Yesterday, President Obama asked the world to give Donald Trump a chance. To do what exactly? Create a Muslim data base? Build a wall to keep Mexicans (some of whom are nice, the rest are thieving rapists) out? Appoint a white supremacist to his cabinet signalling that black lives don't matter? Or, Replace workplace equality laws with a national "grab a p***y" day?
If it's possible to become the president of the United (now Divided) States of America by detonating a dirty bomb of bigotry, inciting hatred and civil unrest, we either accept that fanning the flames of fascism is a legitimate means by which to obtain power, or we reject it. There's no middle ground.
I stand with the principled people of America and beyond who reject the legitimacy of Trump's presidency. In a growing movement of conscientious objectors to the normalisation of fascism, one of the most powerful admonitions came from a fellow Dubliner, Senator Aodhan O'Riordain. In a speech which has gone viral, he lambasts Trump as " a monster" and describes what's happening in Britain as "appalling".
Post Brexit, a UN report criticised the EU referendum campaign for using divisive, anti-immigrant and xenophobic rhetoric. It read, "Many prominent political figures not only failed to condemn it but also created and entrenched prejudices, thereby emboldening individuals to carry out acts of intimidation and hate towards minority communities". An EU referendum leaflet was found in the bag of the man accused of MP Jo Cox's brutal murder. A man described as a white supremacist obsessed with far right extremism.
Donald Trump's campaign bore all the hallmarks of Nazi propaganda. The slogan "Make America great again" and the proposed Muslim database, are straight out of Hitler's handbook. Appointing Steve Bannon, a man accused of misogyny and endorsed by the Ku Klux Klan, as chief strategist, was a gratuitous act of provocation.
Fascism thrived in the aftermath of the economic depression of the 1930's, preying on fears and pitting communities against each other, competing for dwindling resources. In the wake of a global economic crash now, the far right is invoking the same dangerous tactics.
Capitalism, the illegitimate child of corporate greed and de-regulation, has made a mockery of democracy. There is nothing free about the markets. Corporate giants, with their ubiquitous lobbies buy government policies favourable to their survival. Eroding competition, democracy, human rights and environmental protections in the process.

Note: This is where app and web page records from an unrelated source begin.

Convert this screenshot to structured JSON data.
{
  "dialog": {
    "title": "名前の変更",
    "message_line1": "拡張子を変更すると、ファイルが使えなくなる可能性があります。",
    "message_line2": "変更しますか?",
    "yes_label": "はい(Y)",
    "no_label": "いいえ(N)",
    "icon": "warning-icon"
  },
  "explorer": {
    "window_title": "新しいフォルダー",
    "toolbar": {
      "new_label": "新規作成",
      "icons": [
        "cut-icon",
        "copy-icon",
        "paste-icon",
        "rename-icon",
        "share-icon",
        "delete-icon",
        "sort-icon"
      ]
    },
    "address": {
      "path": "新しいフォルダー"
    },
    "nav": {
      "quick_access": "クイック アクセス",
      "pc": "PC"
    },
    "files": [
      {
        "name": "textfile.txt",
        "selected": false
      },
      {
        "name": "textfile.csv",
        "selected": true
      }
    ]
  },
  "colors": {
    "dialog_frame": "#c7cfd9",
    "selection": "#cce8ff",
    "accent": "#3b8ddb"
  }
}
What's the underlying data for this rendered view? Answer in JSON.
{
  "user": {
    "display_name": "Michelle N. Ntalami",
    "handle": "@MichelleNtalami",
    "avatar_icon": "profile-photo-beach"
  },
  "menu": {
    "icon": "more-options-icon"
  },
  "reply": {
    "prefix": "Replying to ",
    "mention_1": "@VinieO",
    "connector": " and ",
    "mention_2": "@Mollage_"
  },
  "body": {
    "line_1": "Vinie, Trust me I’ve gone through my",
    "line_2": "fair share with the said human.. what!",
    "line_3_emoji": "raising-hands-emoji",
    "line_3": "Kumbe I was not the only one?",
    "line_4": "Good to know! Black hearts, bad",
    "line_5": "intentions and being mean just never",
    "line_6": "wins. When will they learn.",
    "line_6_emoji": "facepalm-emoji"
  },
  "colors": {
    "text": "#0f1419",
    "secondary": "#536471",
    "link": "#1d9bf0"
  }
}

Rather than concede that unrestrained capitalism has failed, and unable to extol any discernible benefits for the masses, Trump, like neoliberal proponents in the UK and elsewhere, seek instead to divert public rage against those they perceive as "other". Lack of jobs, school places and affordable housing is blamed on immigrants, rather than a bankrupt ideology that starves public services of investment and siphons public funds into the pockets of the rich.
Bernie Saunders' authentic socialist convictions would, I believe, have spoken to the 15 million disaffected families living in poverty in the US and inspired more people to vote for him. There can be no doubt however that, of the two presidential candidates, only one was qualified for the job. Instead, the richest man, bereft of any credentials, snatched it from the abundantly more qualified woman, Hilary Clinton.
One thing is clear, the electorate is fed up of "centrists" who sit on the fence, hedging their bets. People are angry and demand change. Fielding insipid candidates and policies that fail to get people off their sofas to vote is a losing formula.
We need a strong left, unashamed in its defence of immigration, for example. Instead of pandering to the far right, the left should be expounding the virtues of immigration and the fact that an increase of immigrants by just 3% in the workforce of wealthy countries would boost world GDP by $356 billion by 2025. Immigrants didn't cause the financial crash but we need them (of whom I'm one) to recover from it.
In the UK at least, there's a vibrant resurgence of the left underway, driven by grass roots movements, like Momentum, inspired by Jeremy Corbyn's socialist policies. Predicated on fairness, social justice, redistribution of wealth and equality, as opposed to self-aggrandisement, hate and fear.
But, for democracy to function and for the left to succeed in providing a healthy alternative narrative, we need a progressive, responsible media. Where are the regular forthright left wing commentators to counter the ubiquitous right wing goaders such as Katie Hopkins and Toby Young?
Last Friday I watched the BBC's Have I Got News For You. A misogynistic, xenophobic, racist had just been elected president of America. Yet, the most senior, accomplished, black female politician in Britain, Diane Abbott, was mocked for the way she speaks.
Trump and Brexit have dragged political debate into the gutter. The wounds inflicted will linger long after the stench of flatulent rhetoric has dissipated into the choke damp ether.
Now is not the time to hide in a bunker. If something's worth fighting for, be it the NHS, libraries, equality, or multi-culturalism, get out and fight for it. It'll take more than armchair activism to salvage any hope from this wreckage.
You can access Tess's website at www.tessfinchlees.com